Fusing the trappings of a literary thriller with experimental style, Eminent Domain explores the art, culture, politics, personalities, conflicts, loves and losses of a range of boldly realised characters in a Utopian world radically different to our own but recognizably the way that things, at one time, might have been.
A kaleidoscopic satire of our present moment, Eminent Domain is both a dark thriller and a radical neo-modernist experiment that probes at the limits of Utopia, a formally dazzling reimagining of the political novel in which lives, worlds and even realities collide to devastating effect.

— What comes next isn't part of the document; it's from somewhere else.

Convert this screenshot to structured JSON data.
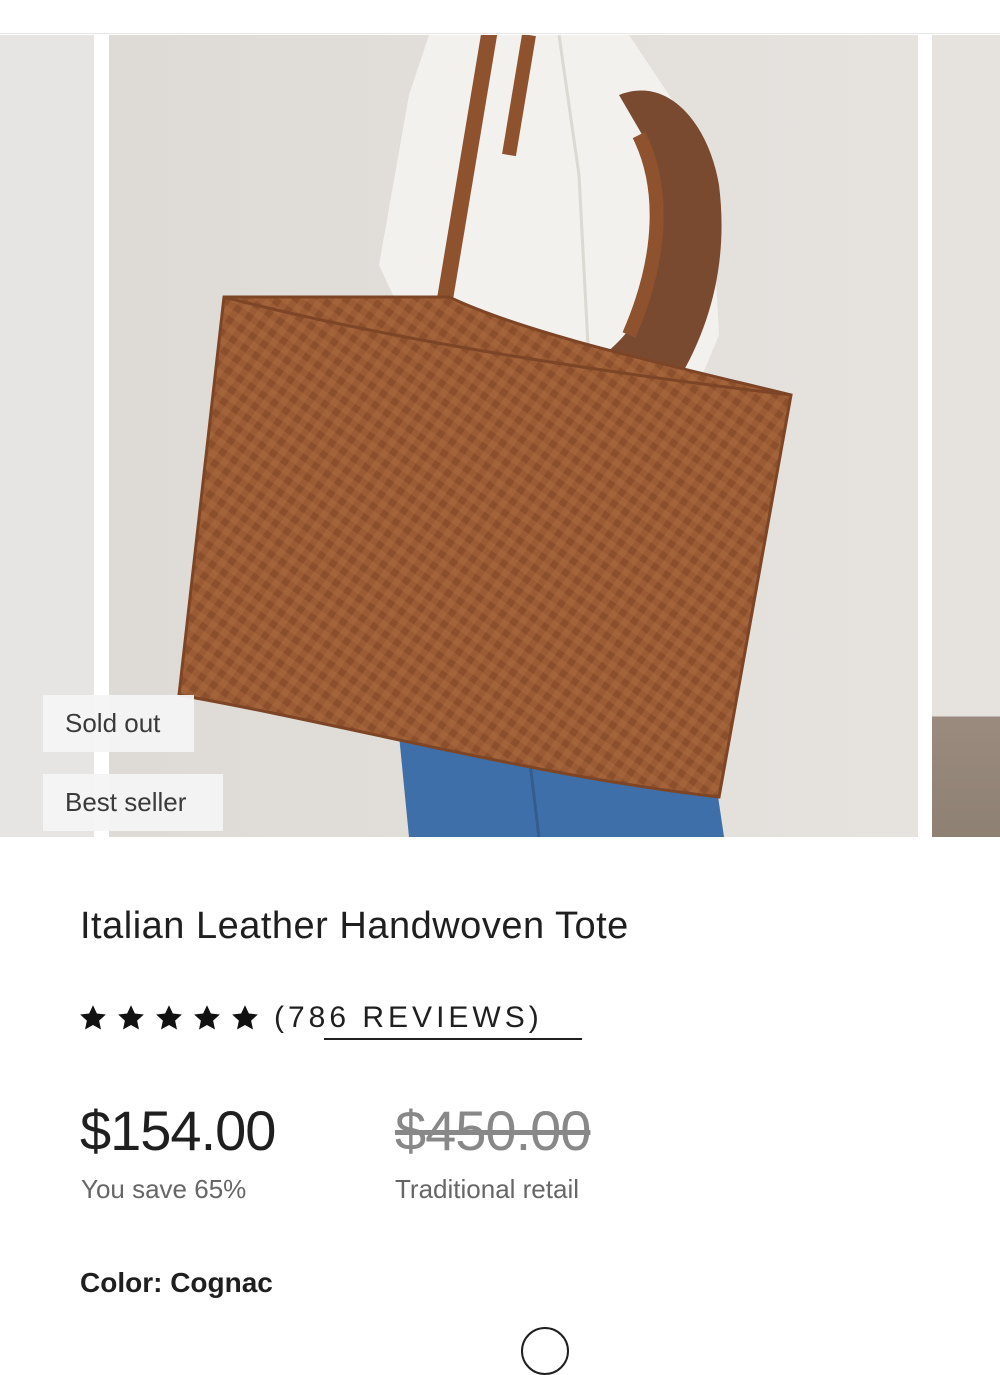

“Alternative history usually involves dystopian scenarios –counterfactual realities in which the Nazis conquered the world, the South won the Civil War, the Reformation never happened. Eminent Domain is that rare thing — a near-utopian version of the present more advanced and progressive than our own, rendered with a level of vivid and intricate detail comparable with William Gibson at his most disorienting. But where speculative fiction typically presents a warped mirror image of our own era, Carl Neville’s gripping and immersive novel does something different – it makes you aware of the radical potentials, the different way things could be, that lurk latent in the world as it stands. Eminent Domain makes this present in which we currently languish feel like the impostor reality.”
"In this gripping, witty and richly detailed science fiction, Carl Neville shows us a parallel Britain forged out of political uprisings and economic transformation. The governing ideology is from another world, but the technology and culture are unmistakeably ours."
"What if the future we were promised had really arrived? Carl Neville's pacey, compelling thriller plays out agains the complexities, contradictions and conflicts of a world that might have been and points the way to one that might yet arrive."